Both riders showed incredible consistency, however, the final three races saw Fernandez make one mistake (Phillip Island), while Ogura crashed out at both Sepang and Valencia.

Revealing just how intense the pressure was heading into his home round, Fernandez told MotoGP.com: "The pressure was really there! I was afraid of everything. I tried to do everything like normal but it was not easy. 

"I said ‘that’s it [when Ogura fell], I’m world champion’. I wasn’t really conscious of what we did but it was a dream come true."

Unlike 2022 when MotoGP had five rookies join the grid, only Fernandez will be making his premier class debut in 2023 after Ogura and Pedro Acosta rejected offers to move up from Moto2.

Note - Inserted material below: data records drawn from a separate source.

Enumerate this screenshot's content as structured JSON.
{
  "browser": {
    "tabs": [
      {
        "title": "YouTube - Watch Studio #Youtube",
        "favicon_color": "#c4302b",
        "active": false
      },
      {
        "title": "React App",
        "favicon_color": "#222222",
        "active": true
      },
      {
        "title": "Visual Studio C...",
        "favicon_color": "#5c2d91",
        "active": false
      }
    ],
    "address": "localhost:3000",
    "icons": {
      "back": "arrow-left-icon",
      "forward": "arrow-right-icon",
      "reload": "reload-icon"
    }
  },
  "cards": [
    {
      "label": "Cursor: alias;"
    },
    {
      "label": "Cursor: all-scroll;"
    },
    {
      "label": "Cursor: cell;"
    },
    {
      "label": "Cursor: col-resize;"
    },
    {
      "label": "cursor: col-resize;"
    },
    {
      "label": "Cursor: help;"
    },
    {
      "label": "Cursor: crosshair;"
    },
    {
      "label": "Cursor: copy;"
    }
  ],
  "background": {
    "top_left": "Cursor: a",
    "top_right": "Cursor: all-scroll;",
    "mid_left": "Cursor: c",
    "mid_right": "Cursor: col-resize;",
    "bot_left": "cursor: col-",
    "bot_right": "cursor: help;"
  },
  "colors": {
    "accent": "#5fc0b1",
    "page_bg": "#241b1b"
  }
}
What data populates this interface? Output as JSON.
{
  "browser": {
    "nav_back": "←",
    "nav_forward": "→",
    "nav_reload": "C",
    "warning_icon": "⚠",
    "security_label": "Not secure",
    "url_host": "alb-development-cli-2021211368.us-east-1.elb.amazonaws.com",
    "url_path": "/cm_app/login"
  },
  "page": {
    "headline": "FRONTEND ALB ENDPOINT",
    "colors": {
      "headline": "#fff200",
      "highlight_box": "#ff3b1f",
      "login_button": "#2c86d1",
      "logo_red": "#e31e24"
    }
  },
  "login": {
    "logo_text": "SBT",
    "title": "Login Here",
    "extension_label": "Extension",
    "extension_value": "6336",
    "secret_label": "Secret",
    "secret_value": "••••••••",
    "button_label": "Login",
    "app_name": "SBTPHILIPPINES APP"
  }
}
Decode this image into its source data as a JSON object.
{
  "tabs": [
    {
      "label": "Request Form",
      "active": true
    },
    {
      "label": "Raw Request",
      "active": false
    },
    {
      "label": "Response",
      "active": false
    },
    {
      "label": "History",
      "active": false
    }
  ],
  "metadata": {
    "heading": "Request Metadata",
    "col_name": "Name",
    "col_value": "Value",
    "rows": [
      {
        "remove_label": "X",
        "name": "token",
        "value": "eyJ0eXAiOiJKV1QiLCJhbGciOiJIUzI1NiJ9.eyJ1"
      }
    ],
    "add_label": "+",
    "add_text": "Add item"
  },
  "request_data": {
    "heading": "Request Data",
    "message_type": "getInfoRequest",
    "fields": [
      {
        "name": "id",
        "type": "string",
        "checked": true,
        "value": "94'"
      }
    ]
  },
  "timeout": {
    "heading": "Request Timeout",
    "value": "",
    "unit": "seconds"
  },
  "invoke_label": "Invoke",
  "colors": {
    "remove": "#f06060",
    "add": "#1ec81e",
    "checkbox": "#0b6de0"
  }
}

Part of a very strong KTM line-up that includes Brad Binder, former Ducati rider Jack Miller and Pol Espargaro, Fernandez is keen to learn as much as possible.

"To be a MotoGP rider is what everybody wants and I think I have a very good team,” added the Spaniard. 

"Pol [Espargaro] as a team-mate has a lot of experience and with the KTM team we have Brad [Binder] and Jack [Miller] who also have a lot of experience. 

"I’m looking forward to learning a lot from these guys."

‘Normal’ progression to MotoGP was ‘too expensive’ - Fernandez

Although his dream of becoming a MotoGP rider has been realised, it was far from a certainty that Fernandez would make his way to the top level of racing growing up.

The Madrid-born rider was unable to take the traditional path into racing due to financial constraints, which led him to competing in ‘cheaper’ categories.

And despite finding his way into the Grand Prix paddock in 2017, Fernandez still faced his fair share of challenges after describing some moments of his professional racing career as ‘the toughest period’ of his career. 

Fernandez stated: "It’s been a long way and a different way. The moto speedway and all the normal way was too expensive for our family. 

"We couldn’t afford that and we tried to go to different classes that were a little bit cheaper and try to win those classes to have the opportunity to move up to the next one. 

"Then, even my years in the world championship were difficult and at some point I didn’t enjoy riding because I was not feeling good. This was the toughest period of my career until now. 

"In 2021 I was back at the good level and I enjoyed riding again. I am the rider that I am today because of those bad years."